  25. H. Rolka, D. Walker, and J. Heitgerd, “An Overview of CDC’s OCIIX BioPHusion Program,” Integrated Surveillance Seminar Series, June 2009.
  26. E. A. Wagar, M. J. Mitchell, K. C. Carroll et al., “A review of sentinel laboratory performance identification and notification of bioterrorism agents,” Archives of Pathology and Laboratory Medicine, vol. 134, no. 10, pp. 1490–1503, 2010.
  27. B. T. Kalish, C. A. Gaydos, Y. H. Hsieh et al., “National survey of Laboratory Response Network sentinel laboratory preparedness,” Disaster Medicine and Public Health Preparedness, vol. 3, no. 1, pp. S17–S23, 2009. View at Publisher · View at Google Scholar · View at PubMed
  28. M. Kosal, “The basics of chemical and biological weapons detectors: research story of the week,” Centers for Nonproliferation Studies, November 2003, http://cns.miis.edu/stories/031124.htm.
  29. Institute of Medicine, “Biowatch and Public Health Surveillance: Evaluating Systems for the Early Detection of Biological Threats,” http://www.iom.edu/Reports/2010/BioWatch-Public-Health-Surveillance-Evaluating-Systems-Early-Detection-Biological-Threats.aspx.
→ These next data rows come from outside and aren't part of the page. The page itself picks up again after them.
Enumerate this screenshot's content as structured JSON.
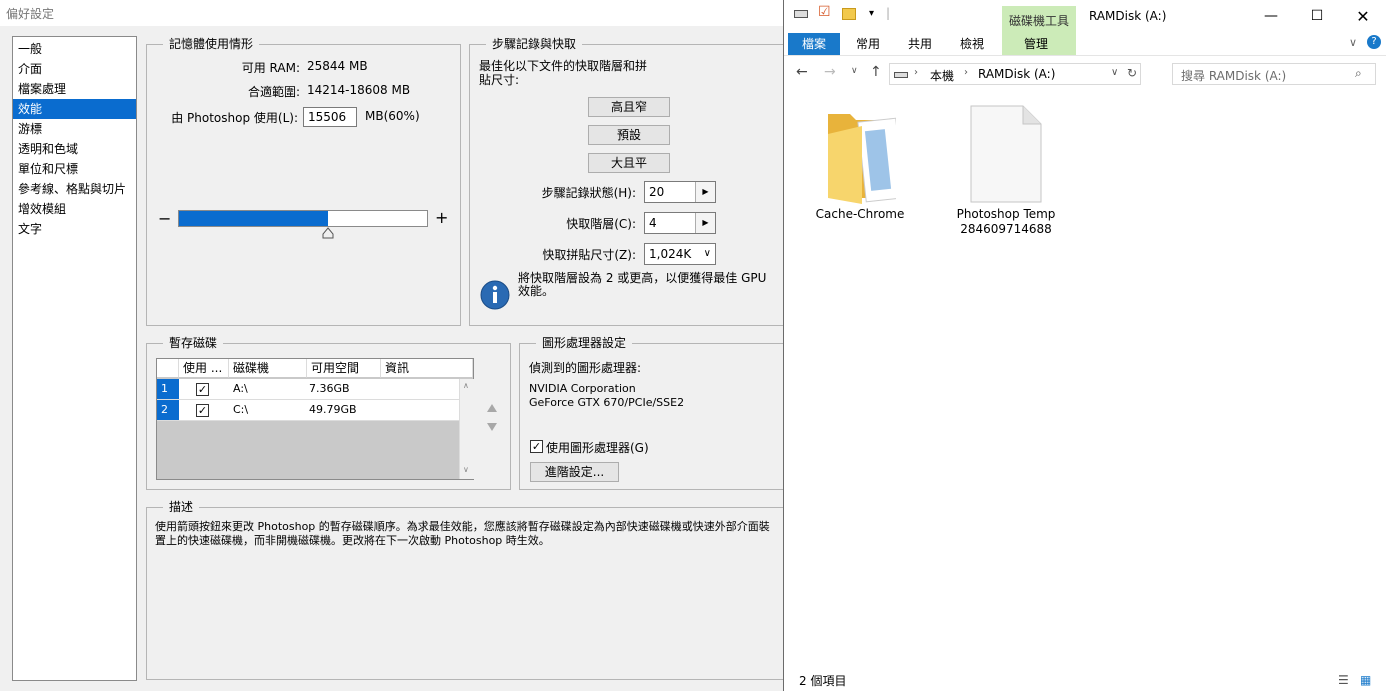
{
  "ps": {
    "title": "偏好設定",
    "nav": [
      "一般",
      "介面",
      "檔案處理",
      "效能",
      "游標",
      "透明和色域",
      "單位和尺標",
      "參考線、格點與切片",
      "增效模組",
      "文字"
    ],
    "nav_selected": 3,
    "memory": {
      "title": "記憶體使用情形",
      "available_label": "可用 RAM:",
      "available_value": "25844 MB",
      "ideal_label": "合適範圍:",
      "ideal_value": "14214-18608 MB",
      "use_label": "由 Photoshop 使用(L):",
      "use_value": "15506",
      "use_unit": "MB(60%)",
      "minus": "−",
      "plus": "+",
      "slider_percent": 60
    },
    "history": {
      "title": "步驟記錄與快取",
      "optimize_text": "最佳化以下文件的快取階層和拼貼尺寸:",
      "btn_tall": "高且窄",
      "btn_default": "預設",
      "btn_big": "大且平",
      "states_label": "步驟記錄狀態(H):",
      "states_value": "20",
      "levels_label": "快取階層(C):",
      "levels_value": "4",
      "tile_label": "快取拼貼尺寸(Z):",
      "tile_value": "1,024K",
      "info": "將快取階層設為 2 或更高，以便獲得最佳 GPU 效能。"
    },
    "scratch": {
      "title": "暫存磁碟",
      "headers": [
        "使用 ...",
        "磁碟機",
        "可用空間",
        "資訊"
      ],
      "rows": [
        {
          "num": "1",
          "checked": true,
          "drive": "A:\\",
          "free": "7.36GB",
          "info": ""
        },
        {
          "num": "2",
          "checked": true,
          "drive": "C:\\",
          "free": "49.79GB",
          "info": ""
        }
      ],
      "checkmark": "✓"
    },
    "gpu": {
      "title": "圖形處理器設定",
      "detected": "偵測到的圖形處理器:",
      "vendor": "NVIDIA Corporation",
      "model": "GeForce GTX 670/PCIe/SSE2",
      "use_label": "使用圖形處理器(G)",
      "advanced": "進階設定..."
    },
    "desc": {
      "title": "描述",
      "text": "使用箭頭按鈕來更改 Photoshop 的暫存磁碟順序。為求最佳效能，您應該將暫存磁碟設定為內部快速磁碟機或快速外部介面裝置上的快速磁碟機，而非開機磁碟機。更改將在下一次啟動 Photoshop 時生效。"
    }
  },
  "explorer": {
    "title": "RAMDisk (A:)",
    "ribbon_context": "磁碟機工具",
    "tabs": [
      "檔案",
      "常用",
      "共用",
      "檢視",
      "管理"
    ],
    "address": [
      "本機",
      "RAMDisk (A:)"
    ],
    "search_placeholder": "搜尋 RAMDisk (A:)",
    "items": [
      {
        "name": "Cache-Chrome",
        "type": "folder"
      },
      {
        "name": "Photoshop Temp284609714688",
        "type": "file"
      }
    ],
    "status": "2 個項目",
    "colors": {
      "accent": "#1979ca",
      "context": "#ccebb8",
      "selection": "#0a6ccf"
    }
  }
}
  30. J. F. Regan, A. J. Makarewicz, B. J. Hindson et al., “Environmental monitoring for biological threat agents using the autonomous pathogen detection system with multiplexed polymerase chain reaction,” Analytical Chemistry, vol. 80, no. 19, pp. 7422–7429, 2008. View at Publisher · View at Google Scholar · View at PubMed
  31. Department of Homeland Security (DHS), “Testimony of Tara O'Toole Before the House Subcommittee on Homeland Security Appropriations, on Biosurveillance,” http://www.dhs.gov/ynews/testimony/testimony_1271436311919.shtm.
  32. H. Schneider, “Protecting public health in the age of bioterrorism surveillance: is the price right?” Journal of Environmental Health, vol. 68, no. 5, pp. 9–13, 2005.
  33. GAO report on biosurveillance, “Developing a collaboration strategy is essential to fostering interagency data and resource sharing,” US General Accounting Office, Washington, DC, USA, 2009, http://www.gao.gov/new.items/d10171.pdf.
  34. J. G. Hodge Jr., E. F. Brown, and J. P. O'Connell, “The HIPAA privacy rule and bioterrorism planning, prevention, and response,” Biosecur Bioterror, vol. 2, no. 2, pp. 73–80, 2004.